“There’s almost no time when you won’t find students, faculty, staff and or visitors there lighting candles,” Cavadini said. “Even in the middle of the night, students go there. … There is a lot of interest in Mary here, among the students especially, and among a number of the faculty. You could say there’s a kind of critical mass who are interested in preserving and fostering the Marian character of the school. The grotto is the most revered place on campus. That devotionally holds the whole university together.”
Cavadini hopes to encourage that devotion and a renewed interest in Marian scholarship by creating a new center within the Institute for Church Life.
In the areas of scholarship and devotion, the center already has hosted a conference on the state of Mariology on the cusp of Vatican II and has reinstituted a university May crowning, Cavadini said, and expanded celebrations of Marian feast days.
“She is the mother of God,” Cavadini said. “That means that devotion to Mary is intrinsic to Christian worship. It’s not just icing on the cake. Devotion to Mary is ordered to the worship of the Incarnate Word, who is a person and not a concept. Concepts don’t have mothers. The Incarnate Word has a mother, cried like all other babies and was completely dependent on his mom.”
Now Mary is the mother of all, Mount St. Mary’s Phillips said, something that is important on a diverse campus.
“I see her spiritual motherhood of all of us,” he said. “It’s like she’s saying, ‘I’m not just the mother of the daily-Mass-going Catholics at Mount St. Mary’s. I’m going to show you who I’m mother of, and it’s everyone: the Catholics and the other Christians and people of other religions and even the so-called nones.”
A personal relationship
But there’s no denying Mary has a special pull for Catholics.
“I don’t know that I would have ended up in Emmitsburg if there had not been that connection,” said Mary Catherine Kennedy, associate professor of communications at Mount St. Mary’s. “I had always had a devotion to Mary.”
Kennedy said she took ownership of her faith early, being the only Catholic student in her elementary school class in South Carolina, and her relationship with Mary deepened after her mother died about a decade ago. She started a consecration program to Mary on the date of her mother’s death and made her consecration on Jan. 1, the solemnity of Mary, Mother of God.

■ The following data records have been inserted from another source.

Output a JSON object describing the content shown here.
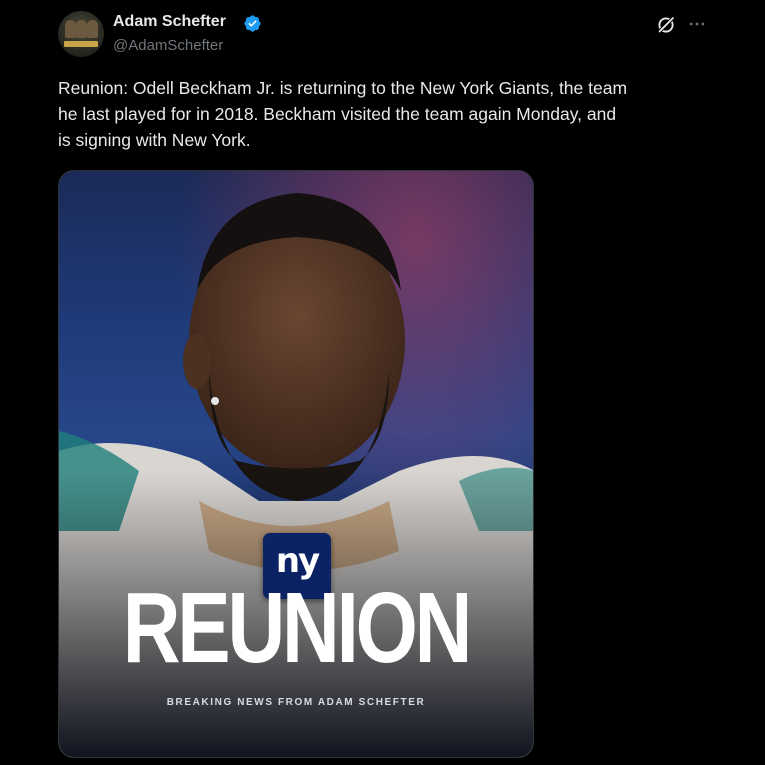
{
  "author": {
    "display_name": "Adam Schefter",
    "handle": "@AdamSchefter",
    "verified_icon": "verified-badge-icon",
    "verified_color": "#1d9bf0"
  },
  "actions": {
    "grok_icon": "grok-icon",
    "more_icon": "more-options-icon"
  },
  "tweet": {
    "text": "Reunion: Odell Beckham Jr. is returning to the New York Giants, the team\nhe last played for in 2018. Beckham visited the team again Monday, and\nis signing with New York."
  },
  "media": {
    "logo_text": "ny",
    "headline": "REUNION",
    "caption": "BREAKING NEWS FROM ADAM SCHEFTER",
    "brand_blue": "#0b2265",
    "brand_red": "#a71930"
  }
}
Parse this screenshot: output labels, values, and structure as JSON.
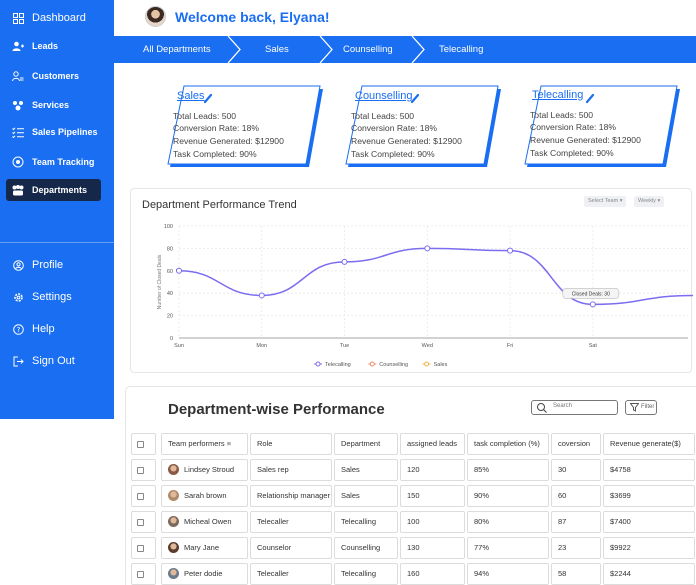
{
  "sidebar": {
    "items": [
      {
        "label": "Dashboard",
        "icon": "grid-icon"
      },
      {
        "label": "Leads",
        "icon": "user-plus-icon"
      },
      {
        "label": "Customers",
        "icon": "user-group-icon"
      },
      {
        "label": "Services",
        "icon": "services-icon"
      },
      {
        "label": "Sales Pipelines",
        "icon": "list-check-icon"
      },
      {
        "label": "Team Tracking",
        "icon": "tracking-icon"
      },
      {
        "label": "Departments",
        "icon": "departments-icon",
        "active": true
      }
    ],
    "bottom_items": [
      {
        "label": "Profile",
        "icon": "profile-icon"
      },
      {
        "label": "Settings",
        "icon": "gear-icon"
      },
      {
        "label": "Help",
        "icon": "help-icon"
      },
      {
        "label": "Sign Out",
        "icon": "sign-out-icon"
      }
    ]
  },
  "header": {
    "welcome": "Welcome back, Elyana!"
  },
  "breadcrumb": [
    "All Departments",
    "Sales",
    "Counselling",
    "Telecalling"
  ],
  "cards": [
    {
      "title": "Sales",
      "lines": [
        "Total Leads: 500",
        "Conversion Rate: 18%",
        "Revenue Generated: $12900",
        "Task Completed: 90%"
      ]
    },
    {
      "title": "Counselling",
      "lines": [
        "Total Leads: 500",
        "Conversion Rate: 18%",
        "Revenue Generated: $12900",
        "Task Completed: 90%"
      ]
    },
    {
      "title": "Telecalling",
      "lines": [
        "Total Leads: 500",
        "Conversion Rate: 18%",
        "Revenue Generated: $12900",
        "Task Completed: 90%"
      ]
    }
  ],
  "chart_panel": {
    "title": "Department Performance Trend",
    "select_team": "Select Team",
    "period": "Weekly",
    "tooltip": "Closed Deals: 30"
  },
  "chart_data": {
    "type": "line",
    "ylabel": "Number of Closed Deals",
    "ylim": [
      0,
      100
    ],
    "yticks": [
      0,
      20,
      40,
      60,
      80,
      100
    ],
    "categories": [
      "Sun",
      "Mon",
      "Tue",
      "Wed",
      "Fri",
      "Sat"
    ],
    "series": [
      {
        "name": "Telecalling",
        "values": [
          60,
          38,
          68,
          80,
          78,
          30
        ],
        "color": "#7b6cf0"
      },
      {
        "name": "Counselling",
        "values": [],
        "color": "#f08d6c"
      },
      {
        "name": "Sales",
        "values": [],
        "color": "#f2b44c"
      }
    ],
    "grid": true,
    "legend": "bottom"
  },
  "table": {
    "title": "Department-wise Performance",
    "search_placeholder": "Search",
    "filter_label": "Filter",
    "columns": [
      "Team performers",
      "Role",
      "Department",
      "assigned leads",
      "task completion (%)",
      "coversion",
      "Revenue generate($)"
    ],
    "rows": [
      [
        "Lindsey Stroud",
        "Sales rep",
        "Sales",
        "120",
        "85%",
        "30",
        "$4758"
      ],
      [
        "Sarah brown",
        "Relationship manager",
        "Sales",
        "150",
        "90%",
        "60",
        "$3699"
      ],
      [
        "Micheal Owen",
        "Telecaller",
        "Telecalling",
        "100",
        "80%",
        "87",
        "$7400"
      ],
      [
        "Mary Jane",
        "Counselor",
        "Counselling",
        "130",
        "77%",
        "23",
        "$9922"
      ],
      [
        "Peter dodie",
        "Telecaller",
        "Telecalling",
        "160",
        "94%",
        "58",
        "$2244"
      ]
    ]
  },
  "colors": {
    "primary": "#1a6ef2",
    "sidebar_active": "#16284a"
  }
}
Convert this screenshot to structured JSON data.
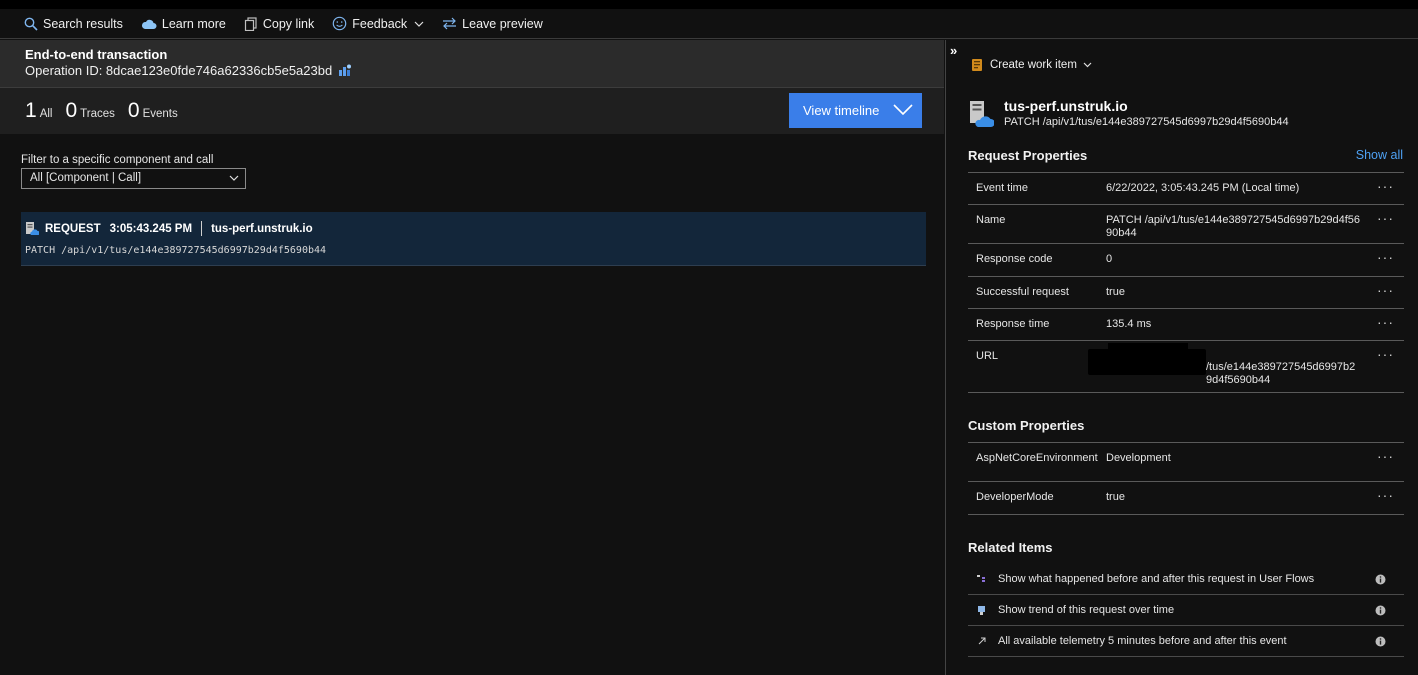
{
  "toolbar": {
    "search_results": "Search results",
    "learn_more": "Learn more",
    "copy_link": "Copy link",
    "feedback": "Feedback",
    "leave_preview": "Leave preview"
  },
  "transaction": {
    "title": "End-to-end transaction",
    "operation_id": "Operation ID: 8dcae123e0fde746a62336cb5e5a23bd"
  },
  "counts": [
    {
      "n": "1",
      "label": "All"
    },
    {
      "n": "0",
      "label": "Traces"
    },
    {
      "n": "0",
      "label": "Events"
    }
  ],
  "view_timeline": "View timeline",
  "filter": {
    "label": "Filter to a specific component and call",
    "value": "All [Component | Call]"
  },
  "request": {
    "type": "REQUEST",
    "time": "3:05:43.245 PM",
    "host": "tus-perf.unstruk.io",
    "path": "PATCH /api/v1/tus/e144e389727545d6997b29d4f5690b44"
  },
  "right": {
    "collapse": "»",
    "create_work_item": "Create work item",
    "resource_name": "tus-perf.unstruk.io",
    "resource_sub": "PATCH /api/v1/tus/e144e389727545d6997b29d4f5690b44",
    "request_properties_title": "Request Properties",
    "show_all": "Show all",
    "request_properties": [
      {
        "key": "Event time",
        "value": "6/22/2022, 3:05:43.245 PM (Local time)"
      },
      {
        "key": "Name",
        "value": "PATCH /api/v1/tus/e144e389727545d6997b29d4f5690b44"
      },
      {
        "key": "Response code",
        "value": "0"
      },
      {
        "key": "Successful request",
        "value": "true"
      },
      {
        "key": "Response time",
        "value": "135.4 ms"
      },
      {
        "key": "URL",
        "value": "/tus/e144e389727545d6997b29d4f5690b44"
      }
    ],
    "custom_properties_title": "Custom Properties",
    "custom_properties": [
      {
        "key": "AspNetCoreEnvironment",
        "value": "Development"
      },
      {
        "key": "DeveloperMode",
        "value": "true"
      }
    ],
    "related_items_title": "Related Items",
    "related_items": [
      "Show what happened before and after this request in User Flows",
      "Show trend of this request over time",
      "All available telemetry 5 minutes before and after this event"
    ],
    "dots": "···"
  }
}
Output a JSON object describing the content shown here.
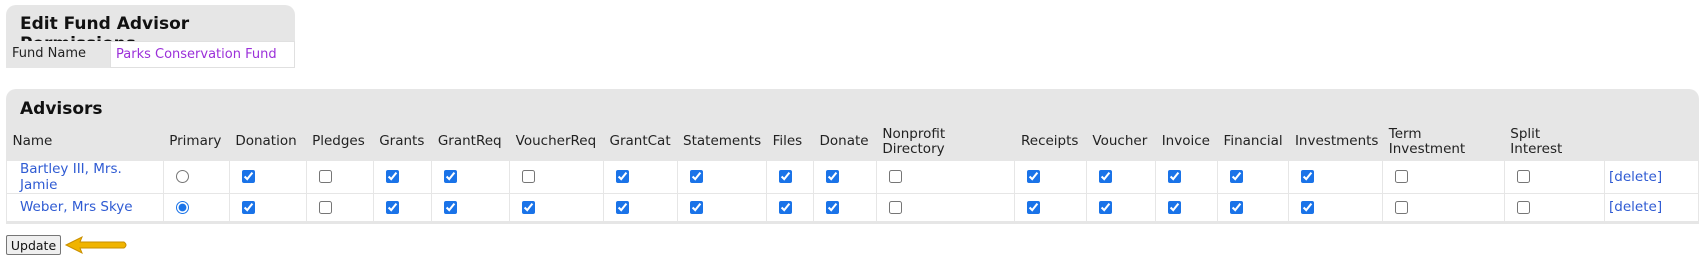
{
  "edit_panel": {
    "title": "Edit Fund Advisor Permissions",
    "fund_name_label": "Fund Name",
    "fund_name_value": "Parks Conservation Fund"
  },
  "advisors": {
    "title": "Advisors",
    "columns": {
      "name": "Name",
      "primary": "Primary",
      "donation": "Donation",
      "pledges": "Pledges",
      "grants": "Grants",
      "grantreq": "GrantReq",
      "voucherreq": "VoucherReq",
      "grantcat": "GrantCat",
      "statements": "Statements",
      "files": "Files",
      "donate": "Donate",
      "nonprofit_directory": "Nonprofit Directory",
      "receipts": "Receipts",
      "voucher": "Voucher",
      "invoice": "Invoice",
      "financial": "Financial",
      "investments": "Investments",
      "term_investment": "Term Investment",
      "split_interest": "Split Interest"
    },
    "rows": [
      {
        "name": "Bartley III, Mrs. Jamie",
        "primary": false,
        "donation": true,
        "pledges": false,
        "grants": true,
        "grantreq": true,
        "voucherreq": false,
        "grantcat": true,
        "statements": true,
        "files": true,
        "donate": true,
        "nonprofit_directory": false,
        "receipts": true,
        "voucher": true,
        "invoice": true,
        "financial": true,
        "investments": true,
        "term_investment": false,
        "split_interest": false,
        "delete_label": "[delete]"
      },
      {
        "name": "Weber, Mrs Skye",
        "primary": true,
        "donation": true,
        "pledges": false,
        "grants": true,
        "grantreq": true,
        "voucherreq": true,
        "grantcat": true,
        "statements": true,
        "files": true,
        "donate": true,
        "nonprofit_directory": false,
        "receipts": true,
        "voucher": true,
        "invoice": true,
        "financial": true,
        "investments": true,
        "term_investment": false,
        "split_interest": false,
        "delete_label": "[delete]"
      }
    ]
  },
  "update_button_label": "Update",
  "colors": {
    "panel_bg": "#e6e6e6",
    "link": "#2f5bd3",
    "fund_value": "#9b30d9",
    "arrow": "#f0b400"
  },
  "icons": {
    "pointer": "arrow-left-icon"
  }
}
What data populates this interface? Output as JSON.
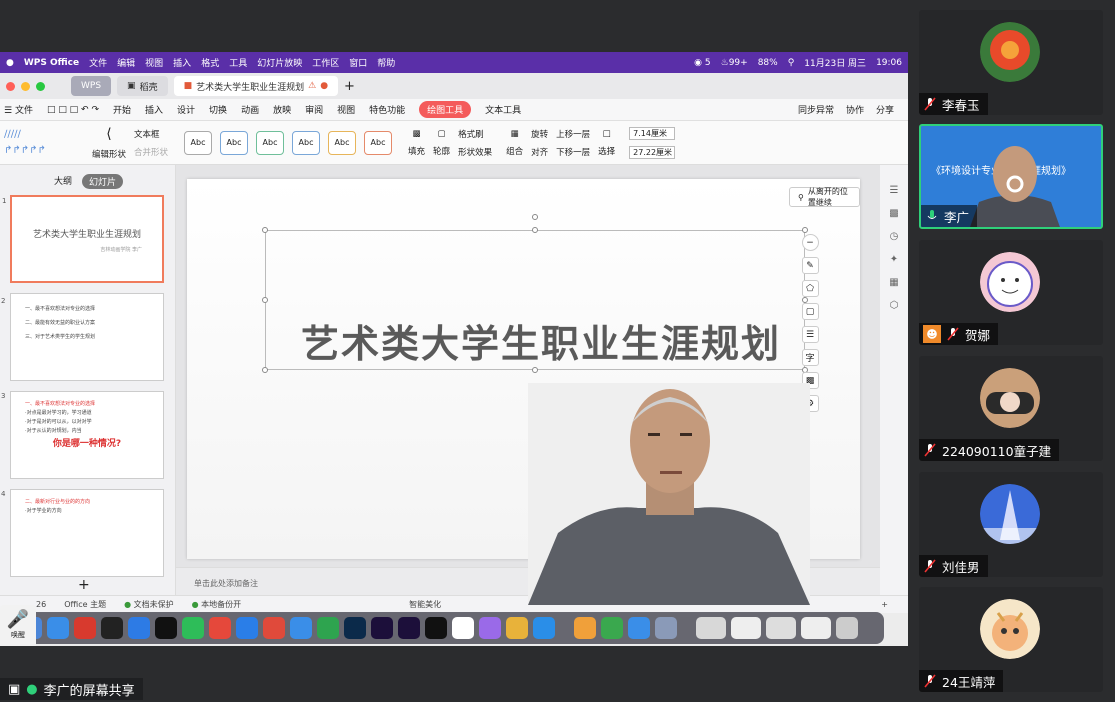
{
  "mac_menu": {
    "app": "WPS Office",
    "items": [
      "文件",
      "编辑",
      "视图",
      "插入",
      "格式",
      "工具",
      "幻灯片放映",
      "工作区",
      "窗口",
      "帮助"
    ],
    "status": {
      "chat_count": "5",
      "notif": "99+",
      "battery": "88%",
      "date": "11月23日 周三",
      "time": "19:06"
    }
  },
  "tabs": [
    {
      "label": "WPS"
    },
    {
      "label": "稻壳"
    },
    {
      "label": "艺术类大学生职业生涯规划"
    }
  ],
  "menubar": {
    "file": "文件",
    "items": [
      "开始",
      "插入",
      "设计",
      "切换",
      "动画",
      "放映",
      "审阅",
      "视图",
      "特色功能"
    ],
    "active": "绘图工具",
    "text_tool": "文本工具",
    "sync": "同步异常",
    "collab": "协作",
    "share": "分享"
  },
  "ribbon": {
    "edit_shape": "编辑形状",
    "text_box": "文本框",
    "merge_shape": "合并形状",
    "style_label": "Abc",
    "fill": "填充",
    "outline": "轮廓",
    "format_painter": "格式刷",
    "shape_effect": "形状效果",
    "group": "组合",
    "rotate": "旋转",
    "align": "对齐",
    "bring_forward": "上移一层",
    "send_backward": "下移一层",
    "select": "选择",
    "width": "7.14厘米",
    "height": "27.22厘米"
  },
  "panel": {
    "tab_outline": "大纲",
    "tab_slides": "幻灯片"
  },
  "thumbs": [
    {
      "num": "1",
      "title": "艺术类大学生职业生涯规划",
      "sub": "吉林动画学院 李广"
    },
    {
      "num": "2",
      "lines": [
        "一、最不喜欢想法对专业的选择",
        "二、最能有效无益的职业认方案",
        "三、对于艺术类学生的学生规划"
      ]
    },
    {
      "num": "3",
      "lines": [
        "一、最不喜欢想法对专业的选择",
        "·对点是最对学习的，学习通道",
        "·对于是对的可以从，以对对学",
        "·对于从认的对规划，内当"
      ],
      "emphasis": "你是哪一种情况?"
    },
    {
      "num": "4",
      "lines": [
        "二、最新对行业与业的的方向",
        "·对于学业的方向"
      ]
    }
  ],
  "slide": {
    "title": "艺术类大学生职业生涯规划",
    "sub_left": "吉林",
    "sub_right": "李广",
    "resume": "从离开的位置继续"
  },
  "notes": "单击此处添加备注",
  "status": {
    "slide_count": "26",
    "theme": "Office 主题",
    "doc_protect": "文档未保护",
    "backup": "本地备份开",
    "smart": "智能美化"
  },
  "mic_badge": "唤醒",
  "participants": [
    {
      "name": "李春玉",
      "muted": true,
      "avatar": "flower"
    },
    {
      "name": "李广",
      "muted": false,
      "speaking": true,
      "banner": "《环境设计专业职业生涯规划》"
    },
    {
      "name": "贺娜",
      "muted": true,
      "avatar": "smile"
    },
    {
      "name": "224090110童子建",
      "muted": true,
      "avatar": "hands"
    },
    {
      "name": "刘佳男",
      "muted": true,
      "avatar": "tower"
    },
    {
      "name": "24王靖萍",
      "muted": true,
      "avatar": "cat"
    }
  ],
  "share_label": "李广的屏幕共享",
  "colors": {
    "mac_bar": "#5a2fa8",
    "accent": "#f45b5b",
    "speaking": "#2fd07a"
  }
}
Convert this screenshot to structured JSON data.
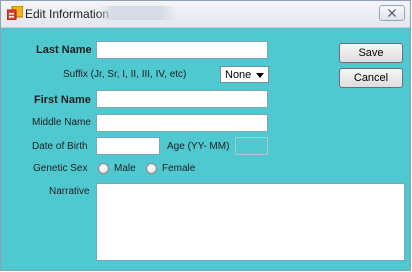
{
  "window": {
    "title": "Edit Information for"
  },
  "form": {
    "last_name": {
      "label": "Last Name",
      "value": ""
    },
    "suffix": {
      "label": "Suffix (Jr, Sr, I, II, III, IV, etc)",
      "selected": "None"
    },
    "first_name": {
      "label": "First Name",
      "value": ""
    },
    "middle_name": {
      "label": "Middle Name",
      "value": ""
    },
    "date_of_birth": {
      "label": "Date of Birth",
      "value": ""
    },
    "age": {
      "label": "Age (YY- MM)",
      "value": ""
    },
    "genetic_sex": {
      "label": "Genetic Sex",
      "options": [
        "Male",
        "Female"
      ]
    },
    "narrative": {
      "label": "Narrative",
      "value": ""
    }
  },
  "buttons": {
    "save": "Save",
    "cancel": "Cancel"
  },
  "icons": {
    "app": "form-icon",
    "close": "close-icon"
  }
}
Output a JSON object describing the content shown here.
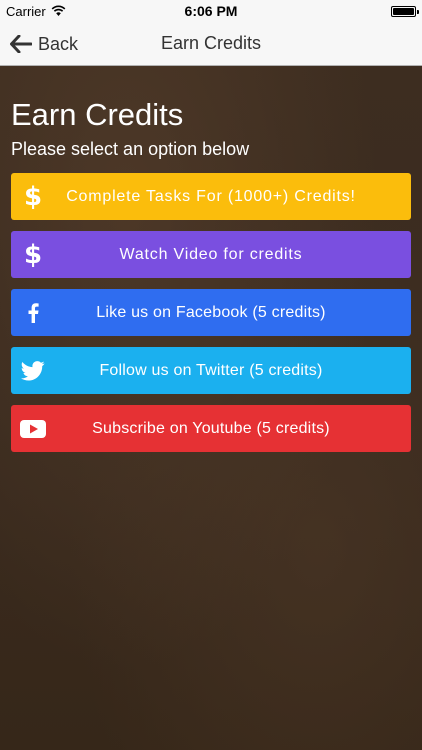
{
  "status": {
    "carrier": "Carrier",
    "time": "6:06 PM"
  },
  "nav": {
    "back_label": "Back",
    "title": "Earn Credits"
  },
  "page": {
    "heading": "Earn Credits",
    "subheading": "Please select an option below"
  },
  "options": [
    {
      "label": "Complete Tasks For (1000+) Credits!",
      "icon": "dollar-icon",
      "color": "#fbbd0c"
    },
    {
      "label": "Watch Video for credits",
      "icon": "dollar-icon",
      "color": "#7a4fe0"
    },
    {
      "label": "Like us on Facebook (5 credits)",
      "icon": "facebook-icon",
      "color": "#2f6df0"
    },
    {
      "label": "Follow us on Twitter (5 credits)",
      "icon": "twitter-icon",
      "color": "#1bb0ef"
    },
    {
      "label": "Subscribe on Youtube (5 credits)",
      "icon": "youtube-icon",
      "color": "#e63134"
    }
  ]
}
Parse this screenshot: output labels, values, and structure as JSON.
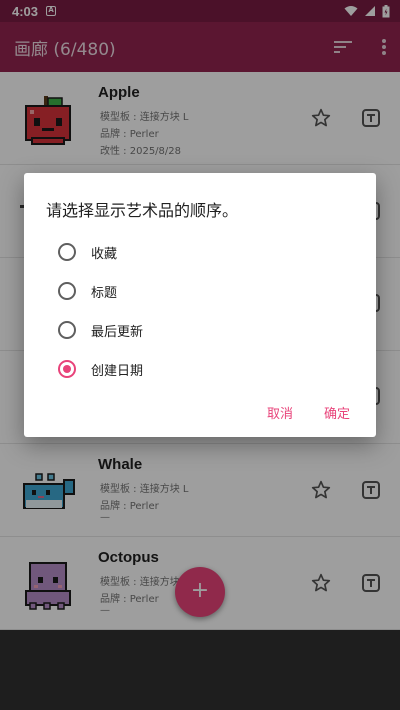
{
  "status": {
    "time": "4:03",
    "notif_glyph": "A"
  },
  "app_bar": {
    "title": "画廊 (6/480)",
    "sort_icon": "sort-icon",
    "more_icon": "more-vert-icon"
  },
  "items": [
    {
      "name": "Apple",
      "board": "模型板 : 连接方块 L",
      "brand": "品牌 : Perler",
      "modified": "改性 : 2025/8/28"
    },
    {
      "name": "Whale",
      "board": "模型板 : 连接方块 L",
      "brand": "品牌 : Perler",
      "modified": "—"
    },
    {
      "name": "Octopus",
      "board": "模型板 : 连接方块 L",
      "brand": "品牌 : Perler",
      "modified": "—"
    }
  ],
  "fab": {
    "label": "+"
  },
  "dialog": {
    "title": "请选择显示艺术品的顺序。",
    "options": [
      "收藏",
      "标题",
      "最后更新",
      "创建日期"
    ],
    "selected_index": 3,
    "cancel": "取消",
    "ok": "确定"
  },
  "colors": {
    "primary": "#93244f",
    "status_bar": "#7a1c43",
    "accent": "#e8437a"
  }
}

“It was important that it was not just a Marian feast day, but it was about her motherhood,” she said.
Now she tries to embody the spirit of Mary with her students, sometimes taking freshmen up the mountain to the Lourdes grotto, which lies under the statue.
“Having that golden statue — it’s an omnipresent type of thing,” Kennedy said. “It can be seen as a ray of hope, a ray of light. I took students up there not just to see the statue but to look at the view from that point of the mountain. You can see the whole campus spread out below you. They would come up out of breath, and I’d say, ‘The climb up here wasn’t easy. You can do anything through effort and saying yes.'”
Emily Jansen, a junior and the student body president at Mount St. Mary’s, said the message comes through loud and clear.
“Mary is frequently mentioned in speeches and in classes — especially in theology classes — even just in conversation,” she said. “A lot of the students, we call her Mom. It’s casual, but it’s also personal and intimate.”
This year will be different, since the statue on the mountain has been temporarily removed for repairs.
Jansen plans to address it in her speech to students opening the school year.
“I’m going to say something like, ‘Mary has the year off. We get to be Mary now.'”
Michelle Martin writes from Illinois.